At the same time, civil society has also recently been at the nexus of a flourishing of interest in a positive agenda for Internet governance, such as the development of broad statements of shared principles (including the Declaration of Internet Freedom), ad hocnetworks for engagement on current policy processes (such as the ITU’s World Conference on International Telecommunications (WCIT) at which the ITRs are being renegotiated), and new institutional innovations that could channel public interest inputs into policy development processes either in a reactive (eg. the Internet Defence League) or a proactive (eg. the Enhanced Cooperation Task Force) fashion.
Some of these civil society initiatives are so new that those leading them have not yet had time to adequately allow for the input of other NGOs who may have a long background working on ICT issues in their own countries, with important perspectives to contribute. In fact there is much scope for all of the NGOs working on Internet governance issues, from North and South alike, to gain valuable practical knowledge from each other. In advance of the upcoming meetings of the Internet Governance Forum (IGF) and the ITU’s WCIT, we have an important opportunity to share such knowledge, to deliberate on issues of difference, and to produce tangible outputs to further objectives that we share.

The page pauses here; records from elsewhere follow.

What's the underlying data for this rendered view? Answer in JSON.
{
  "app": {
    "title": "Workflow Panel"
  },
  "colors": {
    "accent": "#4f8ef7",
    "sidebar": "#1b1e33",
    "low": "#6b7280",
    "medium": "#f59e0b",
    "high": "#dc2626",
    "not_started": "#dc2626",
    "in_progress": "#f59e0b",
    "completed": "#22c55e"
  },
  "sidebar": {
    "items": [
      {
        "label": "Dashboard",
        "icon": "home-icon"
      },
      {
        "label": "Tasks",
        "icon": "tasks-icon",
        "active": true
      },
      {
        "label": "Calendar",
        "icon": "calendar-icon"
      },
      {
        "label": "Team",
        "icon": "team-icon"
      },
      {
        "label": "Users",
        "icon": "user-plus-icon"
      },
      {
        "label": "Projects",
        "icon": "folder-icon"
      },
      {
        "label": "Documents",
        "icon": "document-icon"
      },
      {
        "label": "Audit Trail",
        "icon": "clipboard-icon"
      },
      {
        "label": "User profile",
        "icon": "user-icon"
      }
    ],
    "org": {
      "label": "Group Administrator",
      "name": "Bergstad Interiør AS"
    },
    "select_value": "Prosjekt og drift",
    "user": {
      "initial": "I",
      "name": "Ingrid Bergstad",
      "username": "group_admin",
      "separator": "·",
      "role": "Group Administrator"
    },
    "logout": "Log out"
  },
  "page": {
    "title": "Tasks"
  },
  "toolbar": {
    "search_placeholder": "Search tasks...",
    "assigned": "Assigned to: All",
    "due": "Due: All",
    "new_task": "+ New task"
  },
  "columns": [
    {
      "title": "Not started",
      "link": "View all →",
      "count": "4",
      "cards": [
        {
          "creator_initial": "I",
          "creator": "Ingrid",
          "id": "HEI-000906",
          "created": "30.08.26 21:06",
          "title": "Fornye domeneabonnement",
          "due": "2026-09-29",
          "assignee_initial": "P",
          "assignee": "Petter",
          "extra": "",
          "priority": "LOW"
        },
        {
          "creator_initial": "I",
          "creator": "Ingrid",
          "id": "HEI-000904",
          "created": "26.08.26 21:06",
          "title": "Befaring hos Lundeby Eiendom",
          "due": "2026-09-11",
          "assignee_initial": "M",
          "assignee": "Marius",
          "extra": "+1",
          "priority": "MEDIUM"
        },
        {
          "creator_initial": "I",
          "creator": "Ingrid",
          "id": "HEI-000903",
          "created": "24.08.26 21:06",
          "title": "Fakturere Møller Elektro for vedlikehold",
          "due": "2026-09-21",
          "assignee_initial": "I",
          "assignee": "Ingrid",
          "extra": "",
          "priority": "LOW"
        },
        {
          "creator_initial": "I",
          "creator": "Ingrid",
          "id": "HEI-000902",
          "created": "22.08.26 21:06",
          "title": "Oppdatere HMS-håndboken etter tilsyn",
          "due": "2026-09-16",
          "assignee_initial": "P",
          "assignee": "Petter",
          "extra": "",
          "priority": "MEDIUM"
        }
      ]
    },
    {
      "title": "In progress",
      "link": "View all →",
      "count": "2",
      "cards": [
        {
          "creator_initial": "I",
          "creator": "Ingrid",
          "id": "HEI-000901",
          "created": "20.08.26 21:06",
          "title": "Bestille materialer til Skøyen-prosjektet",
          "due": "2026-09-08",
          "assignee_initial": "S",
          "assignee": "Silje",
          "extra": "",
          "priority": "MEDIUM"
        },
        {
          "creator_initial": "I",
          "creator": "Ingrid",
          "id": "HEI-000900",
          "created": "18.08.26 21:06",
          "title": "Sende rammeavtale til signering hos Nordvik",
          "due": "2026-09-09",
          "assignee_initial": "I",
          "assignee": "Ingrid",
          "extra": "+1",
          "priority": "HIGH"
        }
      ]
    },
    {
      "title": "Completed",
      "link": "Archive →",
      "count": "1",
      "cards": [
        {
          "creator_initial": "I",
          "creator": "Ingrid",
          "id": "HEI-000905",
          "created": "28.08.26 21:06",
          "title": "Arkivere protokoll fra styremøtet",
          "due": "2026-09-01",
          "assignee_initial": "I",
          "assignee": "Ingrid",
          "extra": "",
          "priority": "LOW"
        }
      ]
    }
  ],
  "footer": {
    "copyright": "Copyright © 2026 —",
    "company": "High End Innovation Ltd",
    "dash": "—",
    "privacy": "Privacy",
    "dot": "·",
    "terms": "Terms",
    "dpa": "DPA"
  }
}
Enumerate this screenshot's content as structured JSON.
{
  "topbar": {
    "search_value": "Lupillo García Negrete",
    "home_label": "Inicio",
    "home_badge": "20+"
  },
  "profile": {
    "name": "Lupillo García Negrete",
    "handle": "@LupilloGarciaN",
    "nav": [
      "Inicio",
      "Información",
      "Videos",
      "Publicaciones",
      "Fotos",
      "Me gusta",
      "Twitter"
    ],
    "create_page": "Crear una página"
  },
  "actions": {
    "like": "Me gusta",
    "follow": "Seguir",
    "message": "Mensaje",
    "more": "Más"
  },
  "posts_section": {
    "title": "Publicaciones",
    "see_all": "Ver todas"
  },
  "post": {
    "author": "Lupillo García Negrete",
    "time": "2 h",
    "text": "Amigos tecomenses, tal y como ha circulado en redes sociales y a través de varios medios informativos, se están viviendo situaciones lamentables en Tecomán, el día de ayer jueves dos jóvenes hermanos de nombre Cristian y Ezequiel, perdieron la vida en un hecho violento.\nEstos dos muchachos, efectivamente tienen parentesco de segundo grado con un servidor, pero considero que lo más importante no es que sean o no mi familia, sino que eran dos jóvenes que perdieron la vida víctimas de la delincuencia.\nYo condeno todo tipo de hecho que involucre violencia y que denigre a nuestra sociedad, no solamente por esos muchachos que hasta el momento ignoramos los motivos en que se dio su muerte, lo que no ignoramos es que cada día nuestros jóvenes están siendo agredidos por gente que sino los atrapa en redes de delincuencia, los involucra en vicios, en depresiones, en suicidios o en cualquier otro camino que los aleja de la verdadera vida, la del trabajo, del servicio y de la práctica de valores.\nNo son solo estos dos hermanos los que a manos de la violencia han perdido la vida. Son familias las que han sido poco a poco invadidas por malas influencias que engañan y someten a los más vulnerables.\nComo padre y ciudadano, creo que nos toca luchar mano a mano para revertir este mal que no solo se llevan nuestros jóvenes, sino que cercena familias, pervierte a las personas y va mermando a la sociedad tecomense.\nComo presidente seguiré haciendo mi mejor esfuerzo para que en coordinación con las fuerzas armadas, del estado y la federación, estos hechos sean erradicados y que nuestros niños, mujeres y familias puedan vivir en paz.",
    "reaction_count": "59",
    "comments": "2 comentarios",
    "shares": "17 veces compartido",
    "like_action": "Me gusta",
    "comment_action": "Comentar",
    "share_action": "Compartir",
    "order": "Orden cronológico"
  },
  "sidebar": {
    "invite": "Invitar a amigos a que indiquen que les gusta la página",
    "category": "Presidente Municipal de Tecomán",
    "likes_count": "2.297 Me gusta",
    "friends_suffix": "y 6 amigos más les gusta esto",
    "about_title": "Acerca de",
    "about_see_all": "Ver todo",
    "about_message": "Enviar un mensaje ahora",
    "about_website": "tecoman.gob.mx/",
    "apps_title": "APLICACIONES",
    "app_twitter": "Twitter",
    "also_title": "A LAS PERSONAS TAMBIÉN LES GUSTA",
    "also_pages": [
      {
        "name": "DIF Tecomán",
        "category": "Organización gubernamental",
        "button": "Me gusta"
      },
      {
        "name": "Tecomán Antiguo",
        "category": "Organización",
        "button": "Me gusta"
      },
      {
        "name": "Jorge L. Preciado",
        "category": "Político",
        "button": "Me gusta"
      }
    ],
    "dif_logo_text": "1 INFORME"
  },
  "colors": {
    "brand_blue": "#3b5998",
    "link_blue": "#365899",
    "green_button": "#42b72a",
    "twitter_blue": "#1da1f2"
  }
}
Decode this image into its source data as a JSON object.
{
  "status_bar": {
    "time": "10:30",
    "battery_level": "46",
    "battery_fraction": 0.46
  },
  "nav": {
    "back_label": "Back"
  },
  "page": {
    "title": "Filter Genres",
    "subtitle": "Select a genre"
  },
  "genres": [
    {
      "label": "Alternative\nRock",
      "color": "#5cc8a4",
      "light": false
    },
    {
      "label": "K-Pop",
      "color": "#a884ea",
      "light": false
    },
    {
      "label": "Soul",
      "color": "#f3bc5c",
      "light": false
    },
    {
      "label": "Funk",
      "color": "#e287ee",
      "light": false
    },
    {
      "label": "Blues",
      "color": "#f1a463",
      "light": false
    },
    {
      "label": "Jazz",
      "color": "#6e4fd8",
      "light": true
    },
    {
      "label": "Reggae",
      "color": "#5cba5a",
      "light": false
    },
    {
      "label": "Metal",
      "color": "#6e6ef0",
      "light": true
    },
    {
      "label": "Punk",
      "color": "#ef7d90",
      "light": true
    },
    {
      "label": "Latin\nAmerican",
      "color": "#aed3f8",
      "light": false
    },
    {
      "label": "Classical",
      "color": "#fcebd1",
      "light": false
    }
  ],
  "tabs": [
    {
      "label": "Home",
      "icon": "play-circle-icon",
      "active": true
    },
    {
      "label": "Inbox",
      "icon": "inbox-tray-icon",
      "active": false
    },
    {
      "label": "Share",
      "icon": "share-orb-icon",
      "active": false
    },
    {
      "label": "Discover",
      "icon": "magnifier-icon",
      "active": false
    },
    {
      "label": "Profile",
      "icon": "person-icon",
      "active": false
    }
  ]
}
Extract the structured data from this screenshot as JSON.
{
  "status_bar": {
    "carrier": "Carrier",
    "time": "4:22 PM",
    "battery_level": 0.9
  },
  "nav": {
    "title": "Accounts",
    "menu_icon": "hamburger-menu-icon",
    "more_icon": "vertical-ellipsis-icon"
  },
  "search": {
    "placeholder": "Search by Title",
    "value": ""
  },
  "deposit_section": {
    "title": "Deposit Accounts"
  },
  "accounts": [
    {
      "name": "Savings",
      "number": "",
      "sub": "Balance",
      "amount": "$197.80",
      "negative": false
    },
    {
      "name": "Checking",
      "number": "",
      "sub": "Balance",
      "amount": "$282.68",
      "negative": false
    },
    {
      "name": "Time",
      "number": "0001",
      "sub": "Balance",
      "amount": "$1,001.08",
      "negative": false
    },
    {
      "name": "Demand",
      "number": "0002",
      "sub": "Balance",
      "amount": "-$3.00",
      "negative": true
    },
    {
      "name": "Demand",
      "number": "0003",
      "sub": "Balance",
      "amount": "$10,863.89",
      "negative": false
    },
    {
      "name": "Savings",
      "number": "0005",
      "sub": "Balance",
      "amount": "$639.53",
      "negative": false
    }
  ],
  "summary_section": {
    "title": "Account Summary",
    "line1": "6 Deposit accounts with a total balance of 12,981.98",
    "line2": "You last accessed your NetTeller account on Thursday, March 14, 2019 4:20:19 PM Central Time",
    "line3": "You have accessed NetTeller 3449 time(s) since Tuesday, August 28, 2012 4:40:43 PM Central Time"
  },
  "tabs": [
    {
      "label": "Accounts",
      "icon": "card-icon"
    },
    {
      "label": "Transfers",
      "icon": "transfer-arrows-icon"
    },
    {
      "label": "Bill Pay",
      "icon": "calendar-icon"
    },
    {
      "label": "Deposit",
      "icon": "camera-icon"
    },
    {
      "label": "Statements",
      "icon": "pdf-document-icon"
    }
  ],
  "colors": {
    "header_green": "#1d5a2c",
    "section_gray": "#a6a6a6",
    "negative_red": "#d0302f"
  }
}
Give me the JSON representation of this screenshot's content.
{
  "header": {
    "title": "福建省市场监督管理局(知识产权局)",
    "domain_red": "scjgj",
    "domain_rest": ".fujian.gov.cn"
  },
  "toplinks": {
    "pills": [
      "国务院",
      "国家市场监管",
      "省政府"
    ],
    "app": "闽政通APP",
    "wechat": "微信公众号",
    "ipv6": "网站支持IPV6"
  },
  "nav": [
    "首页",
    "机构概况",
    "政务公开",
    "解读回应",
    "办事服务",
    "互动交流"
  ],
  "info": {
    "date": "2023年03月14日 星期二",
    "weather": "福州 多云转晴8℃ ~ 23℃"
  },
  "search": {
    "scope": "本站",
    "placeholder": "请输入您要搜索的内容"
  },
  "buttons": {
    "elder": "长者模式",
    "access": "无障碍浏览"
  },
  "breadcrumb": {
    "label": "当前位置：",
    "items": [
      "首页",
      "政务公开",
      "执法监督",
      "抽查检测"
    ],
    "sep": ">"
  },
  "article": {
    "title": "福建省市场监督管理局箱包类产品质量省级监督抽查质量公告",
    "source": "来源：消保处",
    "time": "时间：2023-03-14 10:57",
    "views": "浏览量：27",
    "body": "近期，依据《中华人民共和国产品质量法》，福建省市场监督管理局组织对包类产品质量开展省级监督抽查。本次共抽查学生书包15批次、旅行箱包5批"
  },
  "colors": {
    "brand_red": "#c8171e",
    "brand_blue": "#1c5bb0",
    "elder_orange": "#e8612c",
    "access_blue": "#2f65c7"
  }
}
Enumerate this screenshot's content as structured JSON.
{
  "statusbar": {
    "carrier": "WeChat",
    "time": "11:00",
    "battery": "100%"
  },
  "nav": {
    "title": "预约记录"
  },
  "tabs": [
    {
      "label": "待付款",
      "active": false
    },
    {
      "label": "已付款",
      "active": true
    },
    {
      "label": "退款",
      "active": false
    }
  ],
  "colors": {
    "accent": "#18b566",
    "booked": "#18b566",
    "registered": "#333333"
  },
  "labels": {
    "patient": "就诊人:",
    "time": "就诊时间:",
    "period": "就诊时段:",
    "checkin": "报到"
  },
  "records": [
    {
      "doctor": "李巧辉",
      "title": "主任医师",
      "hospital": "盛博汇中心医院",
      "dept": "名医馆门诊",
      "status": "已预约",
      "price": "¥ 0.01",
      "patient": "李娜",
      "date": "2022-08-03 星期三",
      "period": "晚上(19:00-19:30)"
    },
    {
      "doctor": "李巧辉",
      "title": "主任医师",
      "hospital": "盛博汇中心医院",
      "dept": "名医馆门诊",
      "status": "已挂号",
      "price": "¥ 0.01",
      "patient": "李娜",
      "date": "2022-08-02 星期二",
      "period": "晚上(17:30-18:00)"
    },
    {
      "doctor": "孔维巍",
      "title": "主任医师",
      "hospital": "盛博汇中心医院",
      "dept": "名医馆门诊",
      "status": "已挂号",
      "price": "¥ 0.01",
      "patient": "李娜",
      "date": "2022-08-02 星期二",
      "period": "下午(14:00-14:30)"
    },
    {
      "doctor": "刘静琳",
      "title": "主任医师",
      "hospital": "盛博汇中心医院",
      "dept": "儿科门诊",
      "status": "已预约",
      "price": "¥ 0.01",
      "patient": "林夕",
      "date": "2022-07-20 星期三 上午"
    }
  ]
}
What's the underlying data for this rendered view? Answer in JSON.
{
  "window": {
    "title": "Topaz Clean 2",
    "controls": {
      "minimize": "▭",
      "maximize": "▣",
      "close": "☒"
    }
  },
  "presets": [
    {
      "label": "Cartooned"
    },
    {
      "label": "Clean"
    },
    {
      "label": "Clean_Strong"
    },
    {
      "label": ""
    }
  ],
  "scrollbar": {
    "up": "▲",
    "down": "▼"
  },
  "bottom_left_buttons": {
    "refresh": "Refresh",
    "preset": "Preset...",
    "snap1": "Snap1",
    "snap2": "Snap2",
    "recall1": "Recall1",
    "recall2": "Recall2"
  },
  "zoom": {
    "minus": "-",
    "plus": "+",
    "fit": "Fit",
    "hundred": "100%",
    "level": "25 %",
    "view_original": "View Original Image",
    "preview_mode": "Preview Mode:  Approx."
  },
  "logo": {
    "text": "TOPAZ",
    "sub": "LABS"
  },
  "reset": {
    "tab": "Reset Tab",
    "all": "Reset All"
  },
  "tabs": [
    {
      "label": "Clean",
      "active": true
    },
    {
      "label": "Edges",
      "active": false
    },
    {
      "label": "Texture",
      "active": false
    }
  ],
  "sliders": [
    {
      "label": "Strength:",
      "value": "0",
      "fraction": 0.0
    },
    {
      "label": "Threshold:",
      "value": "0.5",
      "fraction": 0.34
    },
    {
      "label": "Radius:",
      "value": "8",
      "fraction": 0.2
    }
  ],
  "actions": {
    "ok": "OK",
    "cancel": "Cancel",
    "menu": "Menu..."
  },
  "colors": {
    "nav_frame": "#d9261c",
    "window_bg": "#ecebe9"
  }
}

We therefore propose an inclusive gathering of key civil society organisations from across the world, at which they would have the opportunity to highlight their various initiatives, and foster mutual learning and broader engagement. The gathering is to be called “Best Bits” because it does not aim to present a single solution for ratification by the assembled groups, but rather to offer an open space where each group can present and advocate for the initiatives that they believe offer the best positive agenda for advancing broadly shared civil society interests in Internet governance.
Katitza Rodriguez, EFF International Rights Director, will be facilitating the last session on "Making an inclusive civil society network on IG issues sustainable". Existing civil society+ networks are: – Internet Defence League, Internet Governance Caucus, Global Network Initiative, CSISAC, OpenMedia network, Internet Progress Administration, Internet Rights and Principle coalition, APC, among others.